Park City • With the crowd growing antsy on Park City’s Main Street, the cowbells clanging deeply into eardrums everywhere, the name Tom Danielson began to reach soaring decibel levels.
The 35-year-old American on Team Garmin-Sharp had stalked long enough. After trailing Stage 5 winner and yellow jersey owner Chris Horner, Danielson saw Empire Pass, the grueling grand finale climb of the 2013 Larry H. Miller Tour of Utah, as a chance to change his fortunes.
For much of his career, Danielson has second-guessed himself in those sink-or-swim moments. But on Sunday afternoon in Summit County, he figured he’d try something else.
“I don’t like to just be a guy in the peloton,” he said.
He isn’t anymore. Danielson is the 2013 Tour of Utah crown holder.
After a memorable second-place finish behind Horner in Saturday’s Stage 5 at Snowbird Resort, Danielson, the Tour de France vet, viewed the final climb up Empire Pass as one perfectly suited for him.
“I knew I had to take everyone to their limits, including myself,” Danielson said.
He did exactly that, upping the ante.
Needing time to catch Horner and having a shot at the center of the podium, Danielson passed Horner on the ascent up Empire Pass and didn’t look back, leaving the former leader of the general classification in his wake.

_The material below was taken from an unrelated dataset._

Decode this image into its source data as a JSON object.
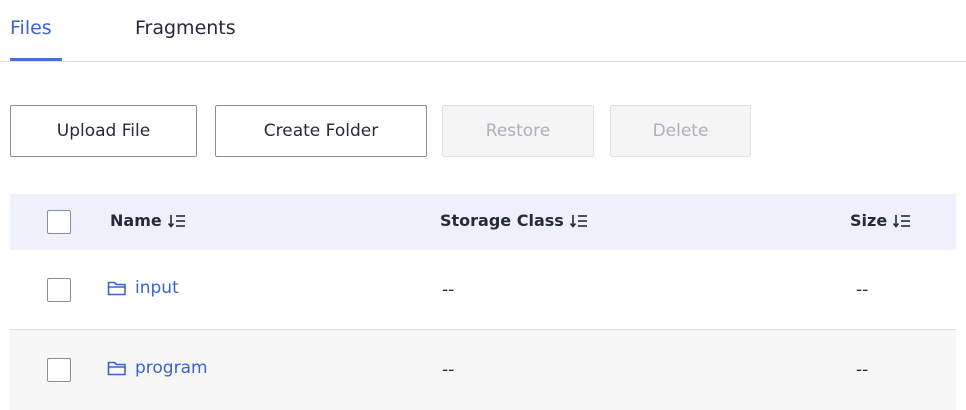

With each pedal of his bike, he distanced himself up the hill and eventually caught the descent down the old mine road toward Park City. Danielson didn’t win Stage 6; he was eventually caught by Francisco Mancebo, the stage winner, and Janier Calle Acevedo, who finished third.
But that didn’t matter.
It was Danielson’s surge up a punishing mountain that delivered him the Tour of Utah title. He distanced himself from Horner enough to own the yellow jersey, soak in the cheers and eventually douse spectators in champagne.
“That’s who we are as professional cyclists: We’re very determined people looking for moments like today,” Danielson said. “We’re not out there just trying to make money or anything else. We’re out there trying to seize that moment.”
Horner, who finished second overall in the GC, said it wasn’t difficult to foresee Sunday playing out the way it did after Danielson’s tremendous chase Saturday in Stage 5.
“I always race by facts, and [Saturday], tactically, we raced a brilliant race,” Horner said. “Today, no amount of tactics could help when Garmin did the job at the bottom to put everyone in the red and allow Danielson to get away.”
Before Danielson put himself in an opportunity to charge for victory, long before he showed up in Utah before the six-stage, 586-mile event, he questioned what he was doing in a sport he’s been pro in since 2002 after suffering an injury early at the Tour de France.
“I had a lot of time to reflect while I was getting my head kicked in in that race,” Danielson said. “When I came home, it was pretty clear to me: I’m doing it to win races.”
Hoping for experiences like Sunday. That’s why Danielson parted dark clouds hovering over himself and his career in the weeks leading up to the Tour of Utah.
“I think it’s because I love cycling too much,” he said. “I’m too afraid to lose it, so when I get to that moment, I almost choose to not take it because I’m afraid if I do take it and I don’t succeed, then I failed.”
There couldn’t have been a more different script in Park City.
Danielson’s performance in the final two stages ensured his owning of this year’s Tour of Utah yellow jersey, giving him no more room for second-guessing.